*Data shown:*

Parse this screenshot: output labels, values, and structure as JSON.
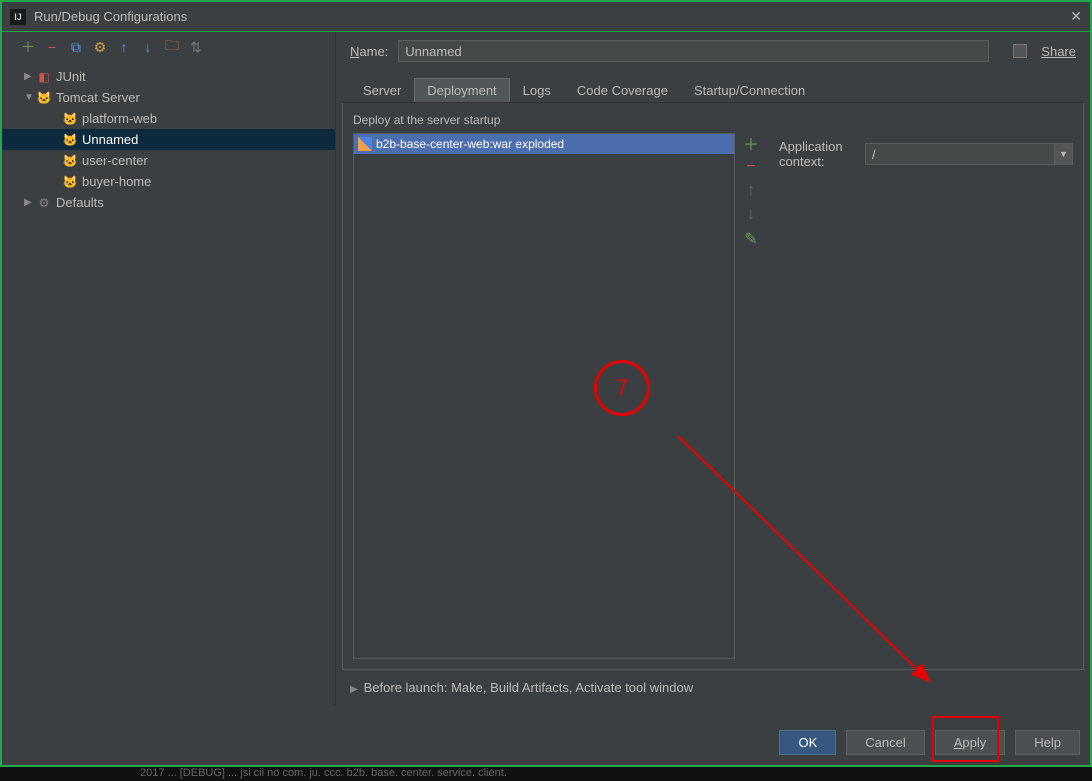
{
  "window": {
    "title": "Run/Debug Configurations",
    "icon_glyph": "IJ"
  },
  "toolbar_icons": [
    "add",
    "remove",
    "copy",
    "wrench",
    "up",
    "down",
    "folder",
    "sort"
  ],
  "tree": {
    "junit": {
      "label": "JUnit"
    },
    "tomcat": {
      "label": "Tomcat Server"
    },
    "items": [
      {
        "label": "platform-web"
      },
      {
        "label": "Unnamed"
      },
      {
        "label": "user-center"
      },
      {
        "label": "buyer-home"
      }
    ],
    "defaults": {
      "label": "Defaults"
    }
  },
  "name_field": {
    "label": "Name:",
    "value": "Unnamed"
  },
  "share": {
    "label": "Share"
  },
  "tabs": [
    "Server",
    "Deployment",
    "Logs",
    "Code Coverage",
    "Startup/Connection"
  ],
  "deploy": {
    "label": "Deploy at the server startup",
    "items": [
      "b2b-base-center-web:war exploded"
    ],
    "context_label": "Application context:",
    "context_value": "/"
  },
  "before_launch": {
    "label": "Before launch: Make, Build Artifacts, Activate tool window"
  },
  "buttons": {
    "ok": "OK",
    "cancel": "Cancel",
    "apply": "Apply",
    "help": "Help"
  },
  "annotation": {
    "number": "7"
  },
  "status_line": "2017 ...  [DEBUG] ... jsi cii no com. ju. ccc. b2b. base. center. service. client."
}
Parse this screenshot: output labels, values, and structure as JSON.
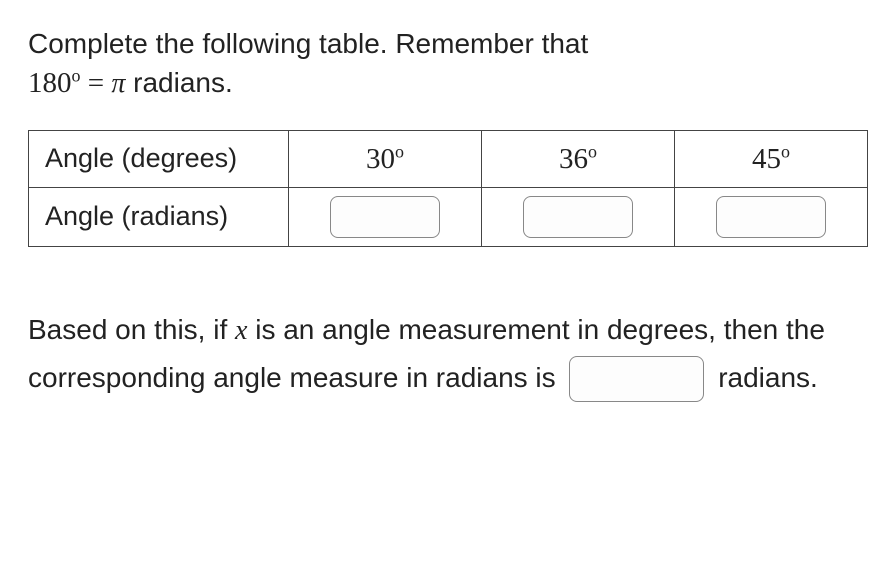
{
  "instructions": {
    "line1_pre": "Complete the following table. Remember that",
    "line2_deg_num": "180",
    "line2_deg_sym": "o",
    "line2_mid": " = ",
    "line2_pi": "π",
    "line2_tail": " radians."
  },
  "table": {
    "row1_label": "Angle (degrees)",
    "row2_label": "Angle (radians)",
    "cols": [
      {
        "deg_num": "30",
        "deg_sym": "o"
      },
      {
        "deg_num": "36",
        "deg_sym": "o"
      },
      {
        "deg_num": "45",
        "deg_sym": "o"
      }
    ]
  },
  "follow": {
    "chunk1": "Based on this, if ",
    "var": "x",
    "chunk2": " is an angle measurement in degrees, then the corresponding angle measure in radians is ",
    "chunk3": " radians."
  },
  "answers": {
    "rad_col1": "",
    "rad_col2": "",
    "rad_col3": "",
    "formula": ""
  }
}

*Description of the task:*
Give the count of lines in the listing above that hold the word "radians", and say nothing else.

*Output of the exercise:*
4